- The Emirates Development Bank will provide AED 30bn in financial support to businesses and start-ups in aid of the recently announced “Operation 300bn” program.
- Effective 21st April, UAE central bank will introduce a new liquidity management facility to provide eligible counterparties access to AED funding on an intraday basis.
- The UAE central bank issued a Small to Medium Sized Enterprises Market Conduct Regulation to promote best practices among licensed financial institutions (LFIs) when engaging with SMEs. This regulation sets standards of market conduct of LFIs, strengthens governance over the design, promotion and sale of financial products and services, and promotes responsible financing practices and appropriate disclosure of risks.
- Dubai government entities awarded AED 5mn worth of contracts to Dubai SME members in 2020, with the RTA topping the list. As part of the Government Procurement Programme, SMEs were supported with contracts from 61 local and federal government entities and other firms worth AED 896mn in 2020.
- Reuters reported that ADNOC is considering a listing of its drilling business on the local stock exchange. Sources suggest that the IPO size could be more than USD 1bn, and could happen this year itself.
- UAE posted the second highest hotel occupancy rate (54.7%) globally for 2020, behind China’s 58%: the country hosted 14.8mn guests who spent an average of 3.7 nights at 1,089 establishments last year.

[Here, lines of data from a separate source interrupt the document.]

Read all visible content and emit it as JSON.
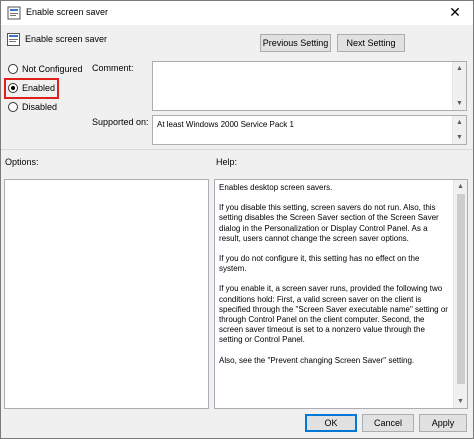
{
  "window": {
    "title": "Enable screen saver"
  },
  "policy": {
    "name": "Enable screen saver"
  },
  "nav": {
    "previous": "Previous Setting",
    "next": "Next Setting"
  },
  "state": {
    "options": [
      {
        "label": "Not Configured",
        "checked": false
      },
      {
        "label": "Enabled",
        "checked": true
      },
      {
        "label": "Disabled",
        "checked": false
      }
    ]
  },
  "comment": {
    "label": "Comment:",
    "value": ""
  },
  "supported": {
    "label": "Supported on:",
    "value": "At least Windows 2000 Service Pack 1"
  },
  "options_panel": {
    "label": "Options:"
  },
  "help": {
    "label": "Help:",
    "paragraphs": [
      "Enables desktop screen savers.",
      "If you disable this setting, screen savers do not run. Also, this setting disables the Screen Saver section of the Screen Saver dialog in the Personalization or Display Control Panel. As a result, users cannot change the screen saver options.",
      "If you do not configure it, this setting has no effect on the system.",
      "If you enable it, a screen saver runs, provided the following two conditions hold: First, a valid screen saver on the client is specified through the \"Screen Saver executable name\" setting or through Control Panel on the client computer. Second, the screen saver timeout is set to a nonzero value through the setting or Control Panel.",
      "Also, see the \"Prevent changing Screen Saver\" setting."
    ]
  },
  "footer": {
    "ok": "OK",
    "cancel": "Cancel",
    "apply": "Apply"
  },
  "colors": {
    "highlight": "#e0201b",
    "accent": "#0078d7"
  }
}
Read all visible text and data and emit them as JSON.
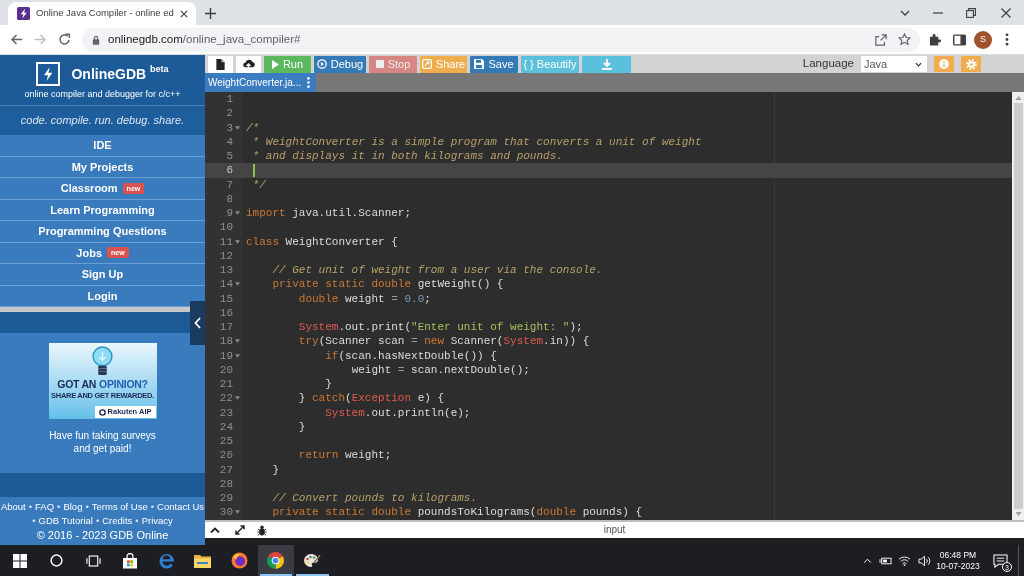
{
  "browser": {
    "tab_title": "Online Java Compiler - online ed",
    "url_host": "onlinegdb.com",
    "url_path": "/online_java_compiler#",
    "profile_initial": "S"
  },
  "sidebar": {
    "brand": "OnlineGDB $^{beta}$",
    "subtitle": "online compiler and debugger for c/c++",
    "tagline": "code. compile. run. debug. share.",
    "menu": [
      {
        "label": "IDE"
      },
      {
        "label": "My Projects"
      },
      {
        "label": "Classroom",
        "badge": "new"
      },
      {
        "label": "Learn Programming"
      },
      {
        "label": "Programming Questions"
      },
      {
        "label": "Jobs",
        "badge": "new"
      },
      {
        "label": "Sign Up"
      },
      {
        "label": "Login"
      }
    ],
    "ad": {
      "headline": "GOT AN",
      "headline_accent": "OPINION?",
      "subline": "SHARE AND GET REWARDED.",
      "brand": "Rakuten AIP",
      "caption": "Have fun taking surveys and get paid!"
    },
    "footer_rows": [
      [
        {
          "kind": "link",
          "text": "About"
        },
        {
          "kind": "separator",
          "text": "•"
        },
        {
          "kind": "link",
          "text": "FAQ"
        },
        {
          "kind": "separator",
          "text": "•"
        },
        {
          "kind": "link",
          "text": "Blog"
        },
        {
          "kind": "separator",
          "text": "•"
        },
        {
          "kind": "link",
          "text": "Terms of Use"
        },
        {
          "kind": "separator",
          "text": "•"
        },
        {
          "kind": "link",
          "text": "Contact Us"
        }
      ],
      [
        {
          "kind": "separator",
          "text": "•"
        },
        {
          "kind": "link",
          "text": "GDB Tutorial"
        },
        {
          "kind": "separator",
          "text": "•"
        },
        {
          "kind": "link",
          "text": "Credits"
        },
        {
          "kind": "separator",
          "text": "•"
        },
        {
          "kind": "link",
          "text": "Privacy"
        }
      ]
    ],
    "copyright": "© 2016 - 2023 GDB Online"
  },
  "toolbar": {
    "buttons": [
      {
        "kind": "new-file",
        "disabled": false
      },
      {
        "kind": "upload",
        "disabled": false
      },
      {
        "kind": "run",
        "label": "Run",
        "disabled": false
      },
      {
        "kind": "debug",
        "label": "Debug",
        "disabled": false
      },
      {
        "kind": "stop",
        "label": "Stop",
        "disabled": true
      },
      {
        "kind": "share",
        "label": "Share",
        "disabled": false
      },
      {
        "kind": "save",
        "label": "Save",
        "disabled": false
      },
      {
        "kind": "beautify",
        "label": "{ } Beautify",
        "disabled": false
      },
      {
        "kind": "download",
        "disabled": false
      }
    ],
    "language_label": "Language",
    "language": "Java"
  },
  "file_tabs": [
    {
      "label": "WeightConverter.ja...",
      "selected": true
    }
  ],
  "editor": {
    "lines": [
      {
        "number": "1",
        "foldable": false,
        "active": false
      },
      {
        "number": "2",
        "foldable": false,
        "active": false
      },
      {
        "number": "3",
        "foldable": true,
        "active": false,
        "tokens": [
          {
            "kind": "comment",
            "text": "/*"
          }
        ]
      },
      {
        "number": "4",
        "foldable": false,
        "active": false,
        "tokens": [
          {
            "kind": "comment",
            "text": " * WeightConverter is a simple program that converts a unit of weight"
          }
        ]
      },
      {
        "number": "5",
        "foldable": false,
        "active": false,
        "tokens": [
          {
            "kind": "comment",
            "text": " * and displays it in both kilograms and pounds."
          }
        ]
      },
      {
        "number": "6",
        "foldable": false,
        "active": true
      },
      {
        "number": "7",
        "foldable": false,
        "active": false,
        "tokens": [
          {
            "kind": "comment",
            "text": " */"
          }
        ]
      },
      {
        "number": "8",
        "foldable": false,
        "active": false
      },
      {
        "number": "9",
        "foldable": true,
        "active": false,
        "tokens": [
          {
            "kind": "keyword",
            "text": "import"
          },
          {
            "kind": "plain",
            "text": " java.util.Scanner;"
          }
        ]
      },
      {
        "number": "10",
        "foldable": false,
        "active": false
      },
      {
        "number": "11",
        "foldable": true,
        "active": false,
        "tokens": [
          {
            "kind": "keyword",
            "text": "class"
          },
          {
            "kind": "plain",
            "text": " WeightConverter {"
          }
        ]
      },
      {
        "number": "12",
        "foldable": false,
        "active": false
      },
      {
        "number": "13",
        "foldable": false,
        "active": false,
        "tokens": [
          {
            "kind": "comment",
            "text": "    // Get unit of weight from a user via the console."
          }
        ]
      },
      {
        "number": "14",
        "foldable": true,
        "active": false,
        "tokens": [
          {
            "kind": "keyword",
            "text": "    private static double"
          },
          {
            "kind": "plain",
            "text": " getWeight() {"
          }
        ]
      },
      {
        "number": "15",
        "foldable": false,
        "active": false,
        "tokens": [
          {
            "kind": "keyword",
            "text": "        double"
          },
          {
            "kind": "plain",
            "text": " weight "
          },
          {
            "kind": "operator",
            "text": "="
          },
          {
            "kind": "number",
            "text": " 0.0"
          },
          {
            "kind": "plain",
            "text": ";"
          }
        ]
      },
      {
        "number": "16",
        "foldable": false,
        "active": false
      },
      {
        "number": "17",
        "foldable": false,
        "active": false,
        "tokens": [
          {
            "kind": "type",
            "text": "        System"
          },
          {
            "kind": "plain",
            "text": ".out.print("
          },
          {
            "kind": "string",
            "text": "\"Enter unit of weight: \""
          },
          {
            "kind": "plain",
            "text": ");"
          }
        ]
      },
      {
        "number": "18",
        "foldable": true,
        "active": false,
        "tokens": [
          {
            "kind": "keyword",
            "text": "        try"
          },
          {
            "kind": "plain",
            "text": "(Scanner scan "
          },
          {
            "kind": "operator",
            "text": "="
          },
          {
            "kind": "keyword",
            "text": " new"
          },
          {
            "kind": "plain",
            "text": " Scanner("
          },
          {
            "kind": "type",
            "text": "System"
          },
          {
            "kind": "plain",
            "text": ".in)) {"
          }
        ]
      },
      {
        "number": "19",
        "foldable": true,
        "active": false,
        "tokens": [
          {
            "kind": "keyword",
            "text": "            if"
          },
          {
            "kind": "plain",
            "text": "(scan.hasNextDouble()) {"
          }
        ]
      },
      {
        "number": "20",
        "foldable": false,
        "active": false,
        "tokens": [
          {
            "kind": "plain",
            "text": "                weight "
          },
          {
            "kind": "operator",
            "text": "="
          },
          {
            "kind": "plain",
            "text": " scan.nextDouble();"
          }
        ]
      },
      {
        "number": "21",
        "foldable": false,
        "active": false,
        "tokens": [
          {
            "kind": "plain",
            "text": "            }"
          }
        ]
      },
      {
        "number": "22",
        "foldable": true,
        "active": false,
        "tokens": [
          {
            "kind": "plain",
            "text": "        } "
          },
          {
            "kind": "keyword",
            "text": "catch"
          },
          {
            "kind": "plain",
            "text": "("
          },
          {
            "kind": "type",
            "text": "Exception"
          },
          {
            "kind": "plain",
            "text": " e) {"
          }
        ]
      },
      {
        "number": "23",
        "foldable": false,
        "active": false,
        "tokens": [
          {
            "kind": "type",
            "text": "            System"
          },
          {
            "kind": "plain",
            "text": ".out.println(e);"
          }
        ]
      },
      {
        "number": "24",
        "foldable": false,
        "active": false,
        "tokens": [
          {
            "kind": "plain",
            "text": "        }"
          }
        ]
      },
      {
        "number": "25",
        "foldable": false,
        "active": false
      },
      {
        "number": "26",
        "foldable": false,
        "active": false,
        "tokens": [
          {
            "kind": "keyword",
            "text": "        return"
          },
          {
            "kind": "plain",
            "text": " weight;"
          }
        ]
      },
      {
        "number": "27",
        "foldable": false,
        "active": false,
        "tokens": [
          {
            "kind": "plain",
            "text": "    }"
          }
        ]
      },
      {
        "number": "28",
        "foldable": false,
        "active": false
      },
      {
        "number": "29",
        "foldable": false,
        "active": false,
        "tokens": [
          {
            "kind": "comment",
            "text": "    // Convert pounds to kilograms."
          }
        ]
      },
      {
        "number": "30",
        "foldable": true,
        "active": false,
        "tokens": [
          {
            "kind": "keyword",
            "text": "    private static double"
          },
          {
            "kind": "plain",
            "text": " poundsToKilograms("
          },
          {
            "kind": "keyword",
            "text": "double"
          },
          {
            "kind": "plain",
            "text": " pounds) {"
          }
        ]
      }
    ]
  },
  "bottom_panel": {
    "label": "input"
  },
  "taskbar": {
    "apps": [
      {
        "kind": "store",
        "running": false,
        "active": false
      },
      {
        "kind": "e-browser",
        "running": false,
        "active": false
      },
      {
        "kind": "folder",
        "running": false,
        "active": false
      },
      {
        "kind": "fox-browser",
        "running": false,
        "active": false
      },
      {
        "kind": "circle-browser",
        "running": true,
        "active": true
      },
      {
        "kind": "paint",
        "running": true,
        "active": false
      }
    ],
    "time": "06:48 PM",
    "date": "10-07-2023",
    "notification_count": "3"
  }
}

Global occupancy rate was 37% and that in the Middle East 43%, according to the World Tourism Organisation and the Emirates Tourism Council.
IMF: An Asynchronous and Divergent Recovery May Put Financial Stability at Risk
The Economic Effects of Social Networks | NBER
Bill Hwang Had USD 20bn, Then Lost It All in Two Days
Virtual meetings are here to stay
The Challenge of Big Tech Finance
Chile’s lauded vaccine rollout & Covid surge
The UAE stock that is up 70% in 3 weeks and nobody knows why